Size and Portability
I’ve recently come to realize how great the iPhone is as a gym companion. Heading to the gym to do some exercise with the iPhone in a holster on the waist has plenty to offer one who is doing various gym activities. Music is the most obvious thing that comes to mind. It couldn’t be easier to put together a playlist and with the included earbuds, you can change tracks easily using the button on the cord without even having to look at the iPhone, one can even answer and hang up calls with the same button and the ringtone comes right over the earbuds. Beyond just listening to music, the iPhone can be great for web consumption when on the stationary bike. Some people like to read a book using the little shelf on the bike, but the iPhone sits there just as well and provides a portal into one’s online life. Its great to be able to exercise while checking twitter, Facebook, Google Reader, etc.

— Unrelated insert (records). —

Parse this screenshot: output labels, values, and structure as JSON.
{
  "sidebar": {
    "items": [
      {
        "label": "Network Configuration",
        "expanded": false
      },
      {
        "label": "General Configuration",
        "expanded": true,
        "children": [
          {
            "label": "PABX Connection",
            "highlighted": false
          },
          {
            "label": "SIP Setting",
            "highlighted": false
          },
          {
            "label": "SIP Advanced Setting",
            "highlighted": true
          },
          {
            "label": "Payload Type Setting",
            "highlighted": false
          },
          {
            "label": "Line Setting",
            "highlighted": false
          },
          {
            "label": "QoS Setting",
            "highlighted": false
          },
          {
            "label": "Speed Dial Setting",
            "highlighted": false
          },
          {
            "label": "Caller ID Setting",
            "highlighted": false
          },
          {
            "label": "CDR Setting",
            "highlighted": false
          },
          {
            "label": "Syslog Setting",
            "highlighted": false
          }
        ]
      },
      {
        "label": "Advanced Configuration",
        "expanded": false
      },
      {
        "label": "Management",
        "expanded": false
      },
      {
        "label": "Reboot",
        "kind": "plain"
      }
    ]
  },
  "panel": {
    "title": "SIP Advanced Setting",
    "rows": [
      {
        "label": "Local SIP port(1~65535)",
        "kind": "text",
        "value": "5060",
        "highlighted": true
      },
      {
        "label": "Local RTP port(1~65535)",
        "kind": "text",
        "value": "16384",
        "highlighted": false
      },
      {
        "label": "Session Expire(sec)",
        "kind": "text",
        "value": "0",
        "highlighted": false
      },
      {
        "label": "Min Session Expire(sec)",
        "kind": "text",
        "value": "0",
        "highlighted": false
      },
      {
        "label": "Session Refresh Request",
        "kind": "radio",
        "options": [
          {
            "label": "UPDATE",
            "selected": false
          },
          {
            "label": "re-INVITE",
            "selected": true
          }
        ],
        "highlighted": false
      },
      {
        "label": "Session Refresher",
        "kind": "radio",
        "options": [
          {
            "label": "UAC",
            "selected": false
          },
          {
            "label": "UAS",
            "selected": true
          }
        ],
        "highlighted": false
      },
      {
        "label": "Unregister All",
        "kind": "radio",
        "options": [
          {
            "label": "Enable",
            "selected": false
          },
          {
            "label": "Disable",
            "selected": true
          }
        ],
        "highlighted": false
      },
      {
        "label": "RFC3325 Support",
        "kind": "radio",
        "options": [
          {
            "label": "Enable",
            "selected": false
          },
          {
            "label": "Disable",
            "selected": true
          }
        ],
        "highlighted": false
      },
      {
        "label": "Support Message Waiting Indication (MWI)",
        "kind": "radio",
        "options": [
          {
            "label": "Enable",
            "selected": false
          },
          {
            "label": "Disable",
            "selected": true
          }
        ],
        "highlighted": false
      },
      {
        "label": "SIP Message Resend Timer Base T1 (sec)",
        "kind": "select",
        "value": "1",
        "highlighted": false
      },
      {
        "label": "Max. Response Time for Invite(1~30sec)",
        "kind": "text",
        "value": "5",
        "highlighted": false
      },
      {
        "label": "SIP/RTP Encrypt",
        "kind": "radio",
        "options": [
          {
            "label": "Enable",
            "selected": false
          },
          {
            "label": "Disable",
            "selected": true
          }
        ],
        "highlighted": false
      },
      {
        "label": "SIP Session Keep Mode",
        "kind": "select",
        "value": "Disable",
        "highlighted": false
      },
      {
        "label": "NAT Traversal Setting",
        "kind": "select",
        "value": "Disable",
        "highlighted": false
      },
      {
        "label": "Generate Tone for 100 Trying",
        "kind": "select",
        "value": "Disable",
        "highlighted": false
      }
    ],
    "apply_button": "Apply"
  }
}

While hunched over and tapping my fingers around on the iPhone’s small screen, I realized how great that the little magazine/book shelf would work with an iPod Plus. Imagine a 7 inch screen sitting flat right there where a book might go and offering a great touch navigated media experience. You could read full web pages and easily flick your way up and down the page to see the contents without having to frequently pinch zoom. Considering more powerful hardware, you could have a nice twitter app running in the background that would notify you of new updates using a Growl style notification system. Sounds great to me, but when I considered that the iPhone simply comes with me to the gym in a holster on my waist, I wondered how I would carry such a device with me.
With a 7 inch screen I don’t think it would be very pocketable. It wouldn’t be the companion style device that could play music for you while lifting. What does one do with a device that sits between the size of a pocketable phone and a notebook? The iPhone is usable while walking because it can be held in one hand an operated, but a device such as that which has been rumored sounds like it would need to sit down on a table and have the attention of both user’s hands in order to be operated. Sound familiar? That’s right, notebook basically needs to be put down on a table and have interaction from both hands to be effectively used, and I don’t think that Apple wants to compete with their own notebook line. Apple hit the sweet spot when coming up with a device that could be used with one hand and slip into the pocket with no problem.
Summing it up
There are certainly a lot of factors that go into the creation of a new device and I’m sure that Apple looks into this stuff with much scrutiny before trying to push a big new product. While I would love to see an iPod Plus device with a large screen that featured a great new interface and the ability to consume media rich content, I think that it is unlikely to see anything radically different from an iPhone. It doesn’t seem likely that Apple would release a device that is more powerful, isn’t compatible with the apps in the current App Store and also sits at a size that competes with the MacBook line of notebooks. What’s more is that Apple doesn’t want to split their developer community, and would have a hard time starting up the wildfire of rapid application development that was part of success of the current ‘touch’ series of devices.